Westminster Introduces Six New Breeds To Competition
LOS ANGELES (AP) – Six dogs will make history this year as the newest breeds eligible to compete at Westminster. If they have visions of winning, though, history is against them.
The names of some of these rookie breeds competing in this year’s Westminster Kennel Club Dog Show on Feb. 13-14 at Madison Square Garden are a mouthful: the Entlebucher mountain dog, the Norwegian Lundehund, the American English coonhound, the Finnish Lapphund, the Cesky terrier and the Xoloitzcuintli, previously known as the Mexican Hairless.
The six new breeds bring to 185 the number that will compete this year for the best of show grand prize in the annual contest, the oldest sporting event in the United States next to the Kentucky Derby, said David Frei, the club’s director of communications and the USA Network show host.
In 1990, there were 142 eligible breeds.
This is no limit on the number of new breeds that can be admitted each year, but there are strict criteria. For the last 12 years, no more than six rookies have been approved in any year, Frei said.
Before the American Kennel Club will approve a new breed, there must be a significant number of the dogs in the United States as well as a breed club to oversee enthusiasts and geographic diversity.
The AKC provided these thumbnail sketches of this year’s rookie breeds:
– The American English coonhound is a descendent of the English foxhound and evolved from Virginia hounds. Originally used to hunt fox by day and raccoon by night, they were once called the English fox and coonhound. The breed is pleasant, alert, confident and sociable with both humans and dogs. The modern version of the dog is a speedy, durable and wide-ranging hunter.
– The Entlebucher mountain dog is a native of Switzerland and the smallest of the four AKC Swiss breeds. Prized for its work ethic and ease of training, this dog can easily switch from highspirited playmate to serious, self-assured dog with a commanding presence. This is not a good dog for the casual owner because it needs so much socialization and will remain active and energetic all its life.
– The Finnish Lapphund is a reindeer herding dog from the northern parts of Scandinavia. It is thought that this breed existed for hundreds, if not thousands, of years as a helper dog to native tribes. Today, they are popular as family pets in their native Finland. Devoted to their family, they are friendly with all people, highly intelligent and eager to learn. They are strong but very agile.
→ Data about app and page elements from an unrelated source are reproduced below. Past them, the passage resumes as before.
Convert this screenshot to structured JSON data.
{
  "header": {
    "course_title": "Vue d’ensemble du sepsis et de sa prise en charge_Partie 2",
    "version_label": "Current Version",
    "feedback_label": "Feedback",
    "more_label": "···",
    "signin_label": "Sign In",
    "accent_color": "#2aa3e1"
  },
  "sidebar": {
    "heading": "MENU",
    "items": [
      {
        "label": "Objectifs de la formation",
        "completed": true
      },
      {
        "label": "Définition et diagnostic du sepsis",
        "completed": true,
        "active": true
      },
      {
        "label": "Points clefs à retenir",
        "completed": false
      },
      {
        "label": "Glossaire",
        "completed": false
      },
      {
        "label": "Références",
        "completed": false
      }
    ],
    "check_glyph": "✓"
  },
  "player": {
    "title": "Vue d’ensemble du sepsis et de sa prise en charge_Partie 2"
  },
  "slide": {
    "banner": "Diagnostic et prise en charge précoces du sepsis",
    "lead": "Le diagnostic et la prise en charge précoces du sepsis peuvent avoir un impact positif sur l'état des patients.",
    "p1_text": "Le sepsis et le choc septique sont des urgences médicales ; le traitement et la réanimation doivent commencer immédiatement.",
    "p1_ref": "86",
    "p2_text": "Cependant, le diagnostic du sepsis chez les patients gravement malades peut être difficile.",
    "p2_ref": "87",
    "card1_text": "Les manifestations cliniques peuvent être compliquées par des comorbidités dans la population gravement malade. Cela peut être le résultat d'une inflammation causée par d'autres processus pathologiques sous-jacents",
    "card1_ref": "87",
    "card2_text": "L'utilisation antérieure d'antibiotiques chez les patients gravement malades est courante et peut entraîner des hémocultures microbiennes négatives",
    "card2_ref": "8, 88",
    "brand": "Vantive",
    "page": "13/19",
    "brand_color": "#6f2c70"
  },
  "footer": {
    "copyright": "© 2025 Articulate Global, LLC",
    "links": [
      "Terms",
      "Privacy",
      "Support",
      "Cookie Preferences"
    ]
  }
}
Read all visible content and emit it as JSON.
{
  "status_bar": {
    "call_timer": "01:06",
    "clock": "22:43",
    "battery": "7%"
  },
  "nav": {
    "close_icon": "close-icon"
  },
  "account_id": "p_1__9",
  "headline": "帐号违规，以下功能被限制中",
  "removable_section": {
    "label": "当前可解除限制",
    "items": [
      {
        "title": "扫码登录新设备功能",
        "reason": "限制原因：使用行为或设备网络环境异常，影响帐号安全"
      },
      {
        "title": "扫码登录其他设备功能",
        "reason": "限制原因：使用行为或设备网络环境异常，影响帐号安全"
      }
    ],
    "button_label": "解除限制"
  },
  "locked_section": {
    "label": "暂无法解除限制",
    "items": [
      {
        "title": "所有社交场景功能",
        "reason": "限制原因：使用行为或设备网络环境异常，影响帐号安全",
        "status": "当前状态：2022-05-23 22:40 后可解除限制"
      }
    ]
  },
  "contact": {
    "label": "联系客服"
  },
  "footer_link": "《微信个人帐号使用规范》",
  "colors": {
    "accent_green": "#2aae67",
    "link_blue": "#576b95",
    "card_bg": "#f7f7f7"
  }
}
– The Norwegian Lundehund is also called the puffin dog. It spent centuries on the rocky cliffs and high fields of arctic Norway hunting and retrieving puffin birds, which was an important meat and feather crop to local farmers. This dog has at least six toes on each foot so it can handle the almost vertical areas where puffins nest. It also has a flexible skeletal structure that enables it to squirm out of tight spots or go spread eagle to prevent slips and falls. Today’s version of the dog is an alert, cheerful and somewhat mischievous companion.
– The Xoloitzcuintli is the national dog of Mexico and was previously known as the Mexican Hairless. It comes in three sizes and there is a coated version seen only in the United States and Canada. These dogs are descendants of the hairless dogs prized by the Aztecs and revered as guardians of the dead.
Living in the Mexican jungles, they were shaped by their environment. Their intelligence, trainability and natural cleanliness have turned them into unique and valued pets.
– The Cesky terrier is a wellmuscled, short legged hunting terrier that can be worked in packs. With natural drop ears and a natural tail, it is longer than it is tall and has a long, soft, silky coat that can be any shade of gray from charcoal to platinum.
Lean and graceful, the dogs are reserved toward strangers but loyal to their owners and always keen and alert during a hunt.